“But when the mom chose one plan and began to follow it, the other two systems labeled her as ‘resistant,’ ” recalled Rob Abrams, M.S.W., Project Director of Wraparound Oregon: Early Childhood at the Multnomah Education Service District in Portland, OR. “Nobody was getting along very well.” (Read more about Wraparound Oregon.)
This is the type of scenario SAMHSA’s Comprehensive Community Mental Health Services Program for Children and Their Families is designed to prevent. Launched by SAMHSA’s Center for Mental Health Services (CMHS) in 1992, the program promotes a coordinated, community-based approach to care for children and adolescents with serious mental health challenges and their families.
There are currently 59 active grantees, including Mr. Abrams’ program. They bring together everyone involved in a child’s life to formulate a plan—a “system of care.” With the child and family at the center of the decision-making process, a workable plan is created.
“The different child-serving systems, such as child welfare, juvenile justice, and education, need to speak to each other,” emphasized Gary M. Blau, Ph.D., Chief of the Child, Adolescent, and Family Branch at CMHS. “What we’re trying to do through this program and the grants we provide is avoid fragmentation and allow the communities that receive our funding to integrate their services.

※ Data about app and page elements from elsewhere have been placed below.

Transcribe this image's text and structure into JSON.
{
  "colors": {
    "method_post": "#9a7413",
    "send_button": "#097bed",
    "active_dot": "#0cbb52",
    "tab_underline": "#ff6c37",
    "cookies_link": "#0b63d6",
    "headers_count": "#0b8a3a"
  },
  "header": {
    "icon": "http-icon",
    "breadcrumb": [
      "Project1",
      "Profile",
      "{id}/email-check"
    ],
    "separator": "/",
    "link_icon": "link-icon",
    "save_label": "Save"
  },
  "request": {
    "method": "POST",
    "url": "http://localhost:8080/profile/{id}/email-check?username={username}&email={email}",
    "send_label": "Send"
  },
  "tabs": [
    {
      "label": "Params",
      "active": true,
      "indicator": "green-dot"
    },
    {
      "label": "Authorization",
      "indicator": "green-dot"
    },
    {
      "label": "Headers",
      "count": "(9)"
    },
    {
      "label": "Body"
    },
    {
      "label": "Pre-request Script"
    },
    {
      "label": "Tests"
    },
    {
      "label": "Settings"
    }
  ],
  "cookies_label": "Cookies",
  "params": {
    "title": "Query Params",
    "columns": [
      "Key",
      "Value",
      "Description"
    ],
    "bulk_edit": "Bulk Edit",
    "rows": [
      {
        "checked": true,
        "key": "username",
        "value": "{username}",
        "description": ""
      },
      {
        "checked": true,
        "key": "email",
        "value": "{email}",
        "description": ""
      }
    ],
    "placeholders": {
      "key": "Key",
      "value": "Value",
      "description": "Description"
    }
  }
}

Our goal is to ensure a coordinated network of care.”
As a testament to the success of this integrated approach, last spring Harvard University’s Ash Institute for Democratic Governance and Innovation named this SAMHSA program one of the top 50 innovations in government.

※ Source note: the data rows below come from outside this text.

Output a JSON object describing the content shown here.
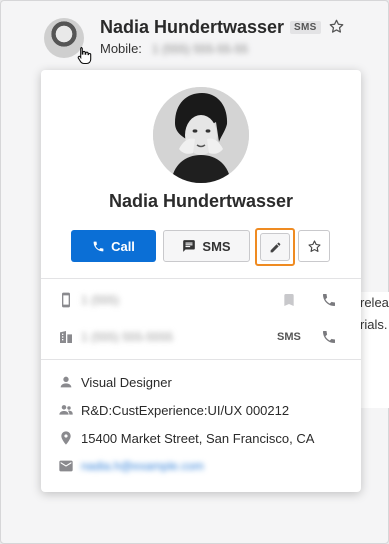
{
  "header": {
    "name": "Nadia Hundertwasser",
    "sms_badge": "SMS",
    "mobile_label": "Mobile:",
    "mobile_number": "1 (555) 555-55-55",
    "icons": [
      "contact-avatar",
      "hand-cursor-icon",
      "star-outline-icon"
    ]
  },
  "background_text": [
    "relea",
    "rials."
  ],
  "card": {
    "name": "Nadia Hundertwasser",
    "actions": {
      "call_label": "Call",
      "sms_label": "SMS",
      "icons": [
        "phone-icon",
        "message-icon",
        "pencil-icon",
        "star-outline-icon"
      ]
    },
    "phones": [
      {
        "type_icon": "mobile-phone-icon",
        "value": "1 (555)",
        "actions": [
          "bookmark-icon",
          "phone-icon"
        ]
      },
      {
        "type_icon": "building-icon",
        "value": "1 (555) 555-5555",
        "sms_label": "SMS",
        "actions": [
          "phone-icon"
        ]
      }
    ],
    "details": {
      "title": "Visual Designer",
      "department": "R&D:CustExperience:UI/UX 000212",
      "address": "15400 Market Street, San Francisco, CA",
      "email": "nadia.h@example.com"
    },
    "accent_colors": {
      "primary": "#0b6fd6",
      "focus": "#ef8b22"
    }
  }
}
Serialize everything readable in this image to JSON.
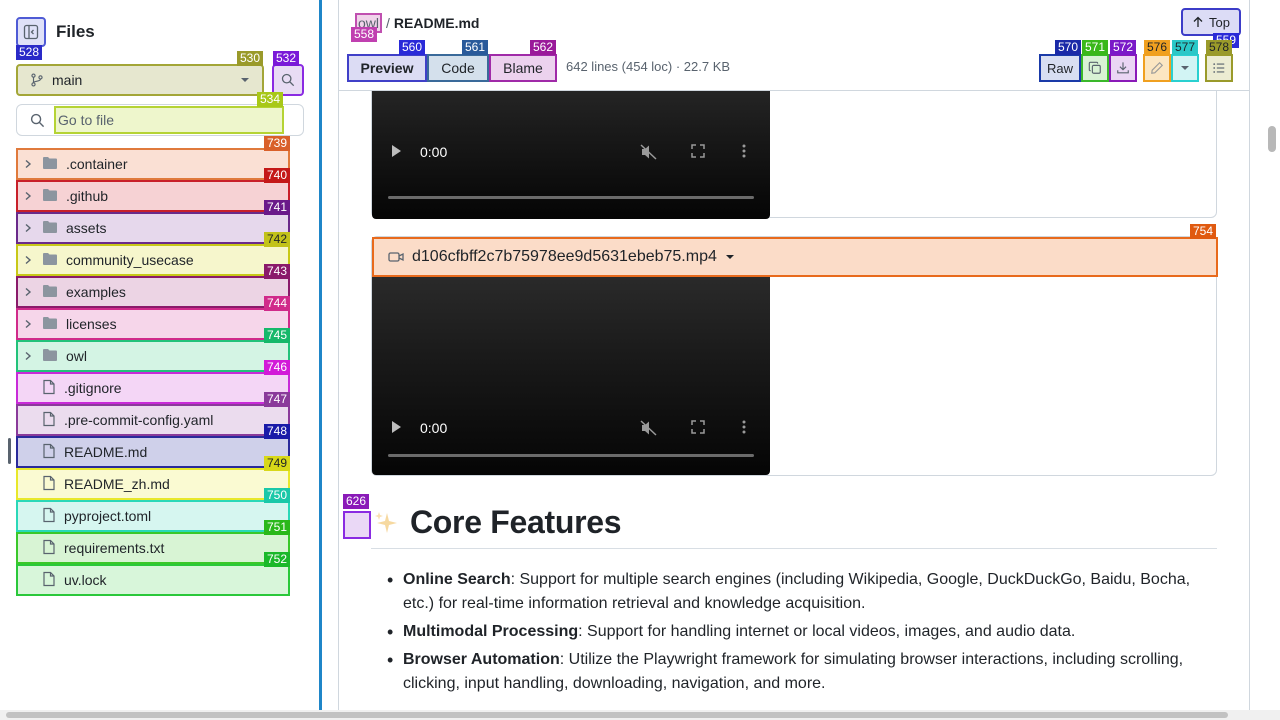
{
  "sidebar": {
    "title": "Files",
    "branch": "main",
    "goto_placeholder": "Go to file",
    "items": [
      {
        "name": ".container",
        "type": "folder",
        "tag": "739",
        "border": "#e07a3c",
        "bg": "#fae0d4",
        "tagbg": "#d9602a"
      },
      {
        "name": ".github",
        "type": "folder",
        "tag": "740",
        "border": "#c8202a",
        "bg": "#f6d2d4",
        "tagbg": "#c41818"
      },
      {
        "name": "assets",
        "type": "folder",
        "tag": "741",
        "border": "#6a2a8a",
        "bg": "#e6d8ec",
        "tagbg": "#6a1a8a"
      },
      {
        "name": "community_usecase",
        "type": "folder",
        "tag": "742",
        "border": "#c8c818",
        "bg": "#f6f6cc",
        "tagbg": "#c2c21a"
      },
      {
        "name": "examples",
        "type": "folder",
        "tag": "743",
        "border": "#8a1a6a",
        "bg": "#ecd4e4",
        "tagbg": "#8a1a6a"
      },
      {
        "name": "licenses",
        "type": "folder",
        "tag": "744",
        "border": "#d02a8a",
        "bg": "#f6d6ea",
        "tagbg": "#d02a8a"
      },
      {
        "name": "owl",
        "type": "folder",
        "tag": "745",
        "border": "#22c27a",
        "bg": "#d4f4e4",
        "tagbg": "#16b86a"
      },
      {
        "name": ".gitignore",
        "type": "file",
        "tag": "746",
        "border": "#c82ad8",
        "bg": "#f4d6f6",
        "tagbg": "#d21ad8"
      },
      {
        "name": ".pre-commit-config.yaml",
        "type": "file",
        "tag": "747",
        "border": "#8a3a9a",
        "bg": "#ebdcee",
        "tagbg": "#8a3a9a"
      },
      {
        "name": "README.md",
        "type": "file",
        "tag": "748",
        "border": "#2a2a9a",
        "bg": "#cfd0ea",
        "tagbg": "#1a1aa8"
      },
      {
        "name": "README_zh.md",
        "type": "file",
        "tag": "749",
        "border": "#e8e82a",
        "bg": "#fafad2",
        "tagbg": "#d8d818"
      },
      {
        "name": "pyproject.toml",
        "type": "file",
        "tag": "750",
        "border": "#2ad8b8",
        "bg": "#d6f6f0",
        "tagbg": "#1ac8a8"
      },
      {
        "name": "requirements.txt",
        "type": "file",
        "tag": "751",
        "border": "#3ac82a",
        "bg": "#d8f4d4",
        "tagbg": "#2ab81a"
      },
      {
        "name": "uv.lock",
        "type": "file",
        "tag": "752",
        "border": "#2ac83a",
        "bg": "#d8f6da",
        "tagbg": "#1ab82a"
      }
    ]
  },
  "tags": {
    "collapse": "528",
    "branch": "530",
    "search": "532",
    "goto": "534",
    "crumb": "558",
    "preview": "560",
    "code": "561",
    "blame": "562",
    "raw": "570",
    "copy": "571",
    "download": "572",
    "edit": "576",
    "more": "577",
    "outline": "578",
    "top": "559",
    "video": "754",
    "anchor": "626"
  },
  "header": {
    "crumb_repo": "owl",
    "crumb_sep": "/",
    "crumb_file": "README.md",
    "top_label": "Top",
    "tabs": {
      "preview": "Preview",
      "code": "Code",
      "blame": "Blame"
    },
    "meta": "642 lines (454 loc) · 22.7 KB",
    "raw_label": "Raw"
  },
  "videos": [
    {
      "time": "0:00"
    },
    {
      "filename": "d106cfbff2c7b75978ee9d5631ebeb75.mp4",
      "time": "0:00"
    }
  ],
  "section": {
    "heading": "Core Features",
    "items": [
      {
        "bold": "Online Search",
        "text": ": Support for multiple search engines (including Wikipedia, Google, DuckDuckGo, Baidu, Bocha, etc.) for real-time information retrieval and knowledge acquisition."
      },
      {
        "bold": "Multimodal Processing",
        "text": ": Support for handling internet or local videos, images, and audio data."
      },
      {
        "bold": "Browser Automation",
        "text": ": Utilize the Playwright framework for simulating browser interactions, including scrolling, clicking, input handling, downloading, navigation, and more."
      }
    ]
  }
}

Of children between ages 9 and 17, 5 to 9 percent have emotional disturbances severe enough to impair their functioning, according to SAMHSA’s Children’s Mental Health Facts: Systems of Care (see Resources). Yet most of them do not get the care they need because services are either too expensive or unavailable.
“Before this program, community-based services didn’t really exist,” explained Diane L. Sondheimer, M.S.N., M.P.H., C.P.N.P., Deputy Chief of the Child, Adolescent, and Family Branch at CMHS.

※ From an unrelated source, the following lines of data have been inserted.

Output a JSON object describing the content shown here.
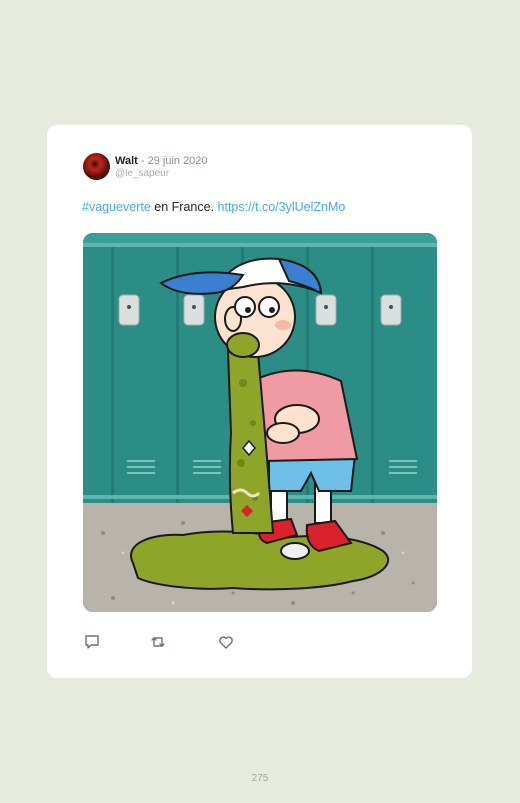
{
  "tweet": {
    "author_name": "Walt",
    "date": " - 29 juin 2020",
    "handle": "@le_sapeur",
    "text_hashtag": "#vagueverte",
    "text_body": " en France. ",
    "text_link": "https://t.co/3ylUelZnMo"
  },
  "actions": {
    "reply_icon": "speech-bubble",
    "retweet_icon": "retweet-arrows",
    "like_icon": "heart-outline"
  },
  "page": {
    "number": "275"
  },
  "colors": {
    "page_background": "#e6ebdd",
    "link": "#4aa8e8",
    "lockers": "#2a8c86",
    "vomit": "#8ea52a"
  }
}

Often the only choices parents had were the standard 50-minute hour with a psychologist or psychiatrist or a residential treatment program. “Still today, if parents can’t get mental health treatment for their kids, they may have to give up custody to the state. The child may be sent out of the community—or even out of state—to receive care,” she said.
The Comprehensive Community Mental Health Services Program for Children and Their Families is designed to transform the way mental health services and supports are delivered, allowing communities to provide coordinated treatment in the least restrictive way possible.
“A system of care is not a program,” Dr. Blau added. “It’s a philosophy.”
Partnership is one of the core values behind that philosophy; everyone involved in a child’s life collaborates to come up with a treatment plan for the child.
The child and family themselves are participants in that team, instead of simply being recipients of services. Because the teams are “family-driven” and “youth-guided,” said Dr. Blau, the child and family can also choose to involve grandparents, teachers, coaches, neighbors, or others who might be of assistance.
As the team crafts the treatment plan, they focus on the child’s strengths as opposed to the child’s deficits, said Ms. Sondheimer. “In contrast to the traditional medical model, which tends to be deficit-based, our philosophy is to be strengths-based.”
A system of care is not limited to traditional mental health services, Dr. Blau added. Grantees may also offer services such as respite care, tutoring, vocational counseling, legal services, peer-to-peer and family-to-family support systems, and therapeutic recreation.
The goal, said Dr. Blau, is to “wrap services around the child and family.”
Data from the program’s ongoing evaluation show just how effective this approach is.
- Improved mental health. Emotional and behavioral problems dropped significantly or stayed stable for 89 percent of children 2 years after entering a system of care. Suicide attempts also dropped significantly, with attempts among children age 14 to 18 dropping by more than half within 6 months of entering a system of care and by more than two-thirds after 18 months.
- Improved school performance. The percentage of children attending school regularly increased from 74 to 81 percent 6 months after entering systems of care. Academic achievement increased as well, with the percentage of children with passing grades increasing 31 percent after 18 months in systems of care.
- Fewer arrests. Arrests fell by more than half, from 27 percent upon entering systems of care to 11 percent at 18 months. This resulted in a cost savings of $829 per youth.
“Those outcomes are not just of interest to the mental health field, but to everyone,” said Ms. Sondheimer.